+++ RECORDS SUPPLIED

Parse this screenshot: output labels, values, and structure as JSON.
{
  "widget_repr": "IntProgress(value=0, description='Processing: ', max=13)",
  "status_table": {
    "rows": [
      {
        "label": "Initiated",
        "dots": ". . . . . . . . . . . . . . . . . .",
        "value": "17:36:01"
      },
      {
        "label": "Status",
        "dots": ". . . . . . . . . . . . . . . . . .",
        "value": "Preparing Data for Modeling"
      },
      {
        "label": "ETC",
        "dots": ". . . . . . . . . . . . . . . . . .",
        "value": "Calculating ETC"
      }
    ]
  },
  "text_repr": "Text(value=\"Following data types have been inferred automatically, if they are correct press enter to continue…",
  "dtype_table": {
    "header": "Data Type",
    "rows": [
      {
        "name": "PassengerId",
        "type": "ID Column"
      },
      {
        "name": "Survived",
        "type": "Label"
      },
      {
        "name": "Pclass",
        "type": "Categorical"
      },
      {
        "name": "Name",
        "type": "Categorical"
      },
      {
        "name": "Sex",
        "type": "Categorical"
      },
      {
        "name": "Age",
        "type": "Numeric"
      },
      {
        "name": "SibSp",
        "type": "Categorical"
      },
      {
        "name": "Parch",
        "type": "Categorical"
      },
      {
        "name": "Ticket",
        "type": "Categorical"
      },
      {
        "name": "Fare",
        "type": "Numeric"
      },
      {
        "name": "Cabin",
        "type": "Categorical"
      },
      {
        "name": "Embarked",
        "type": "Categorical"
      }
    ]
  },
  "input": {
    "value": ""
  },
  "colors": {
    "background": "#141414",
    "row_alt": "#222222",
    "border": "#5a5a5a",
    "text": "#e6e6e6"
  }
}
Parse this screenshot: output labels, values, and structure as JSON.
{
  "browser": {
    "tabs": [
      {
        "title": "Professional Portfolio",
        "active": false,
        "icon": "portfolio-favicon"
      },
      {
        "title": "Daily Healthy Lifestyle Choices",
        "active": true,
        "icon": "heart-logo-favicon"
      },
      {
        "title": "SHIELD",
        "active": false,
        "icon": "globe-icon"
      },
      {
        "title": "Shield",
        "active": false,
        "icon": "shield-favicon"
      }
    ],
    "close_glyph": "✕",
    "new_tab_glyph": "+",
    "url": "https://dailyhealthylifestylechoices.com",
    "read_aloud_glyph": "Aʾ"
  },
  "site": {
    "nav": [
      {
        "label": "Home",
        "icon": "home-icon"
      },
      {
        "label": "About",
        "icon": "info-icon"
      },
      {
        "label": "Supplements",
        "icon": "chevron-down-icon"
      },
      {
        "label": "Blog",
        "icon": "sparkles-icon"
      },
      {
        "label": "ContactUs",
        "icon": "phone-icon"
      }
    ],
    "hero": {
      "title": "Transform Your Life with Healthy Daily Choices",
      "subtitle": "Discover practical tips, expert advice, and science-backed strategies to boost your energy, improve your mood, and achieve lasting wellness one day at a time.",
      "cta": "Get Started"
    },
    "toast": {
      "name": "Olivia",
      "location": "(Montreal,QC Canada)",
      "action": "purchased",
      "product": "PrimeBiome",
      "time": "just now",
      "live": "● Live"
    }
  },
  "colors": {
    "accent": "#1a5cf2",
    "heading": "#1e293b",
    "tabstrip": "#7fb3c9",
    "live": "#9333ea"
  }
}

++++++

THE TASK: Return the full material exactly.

TASK RESULT:
Parse this screenshot: output labels, values, and structure as JSON.
{
  "widget_repr": "IntProgress(value=0, description='Processing: ', max=13)",
  "status_table": {
    "rows": [
      {
        "label": "Initiated",
        "dots": ". . . . . . . . . . . . . . . . . .",
        "value": "17:36:01"
      },
      {
        "label": "Status",
        "dots": ". . . . . . . . . . . . . . . . . .",
        "value": "Preparing Data for Modeling"
      },
      {
        "label": "ETC",
        "dots": ". . . . . . . . . . . . . . . . . .",
        "value": "Calculating ETC"
      }
    ]
  },
  "text_repr": "Text(value=\"Following data types have been inferred automatically, if they are correct press enter to continue…",
  "dtype_table": {
    "header": "Data Type",
    "rows": [
      {
        "name": "PassengerId",
        "type": "ID Column"
      },
      {
        "name": "Survived",
        "type": "Label"
      },
      {
        "name": "Pclass",
        "type": "Categorical"
      },
      {
        "name": "Name",
        "type": "Categorical"
      },
      {
        "name": "Sex",
        "type": "Categorical"
      },
      {
        "name": "Age",
        "type": "Numeric"
      },
      {
        "name": "SibSp",
        "type": "Categorical"
      },
      {
        "name": "Parch",
        "type": "Categorical"
      },
      {
        "name": "Ticket",
        "type": "Categorical"
      },
      {
        "name": "Fare",
        "type": "Numeric"
      },
      {
        "name": "Cabin",
        "type": "Categorical"
      },
      {
        "name": "Embarked",
        "type": "Categorical"
      }
    ]
  },
  "input": {
    "value": ""
  },
  "colors": {
    "background": "#141414",
    "row_alt": "#222222",
    "border": "#5a5a5a",
    "text": "#e6e6e6"
  }
}
Parse this screenshot: output labels, values, and structure as JSON.
{
  "browser": {
    "tabs": [
      {
        "title": "Professional Portfolio",
        "active": false,
        "icon": "portfolio-favicon"
      },
      {
        "title": "Daily Healthy Lifestyle Choices",
        "active": true,
        "icon": "heart-logo-favicon"
      },
      {
        "title": "SHIELD",
        "active": false,
        "icon": "globe-icon"
      },
      {
        "title": "Shield",
        "active": false,
        "icon": "shield-favicon"
      }
    ],
    "close_glyph": "✕",
    "new_tab_glyph": "+",
    "url": "https://dailyhealthylifestylechoices.com",
    "read_aloud_glyph": "Aʾ"
  },
  "site": {
    "nav": [
      {
        "label": "Home",
        "icon": "home-icon"
      },
      {
        "label": "About",
        "icon": "info-icon"
      },
      {
        "label": "Supplements",
        "icon": "chevron-down-icon"
      },
      {
        "label": "Blog",
        "icon": "sparkles-icon"
      },
      {
        "label": "ContactUs",
        "icon": "phone-icon"
      }
    ],
    "hero": {
      "title": "Transform Your Life with Healthy Daily Choices",
      "subtitle": "Discover practical tips, expert advice, and science-backed strategies to boost your energy, improve your mood, and achieve lasting wellness one day at a time.",
      "cta": "Get Started"
    },
    "toast": {
      "name": "Olivia",
      "location": "(Montreal,QC Canada)",
      "action": "purchased",
      "product": "PrimeBiome",
      "time": "just now",
      "live": "● Live"
    }
  },
  "colors": {
    "accent": "#1a5cf2",
    "heading": "#1e293b",
    "tabstrip": "#7fb3c9",
    "live": "#9333ea"
  }
}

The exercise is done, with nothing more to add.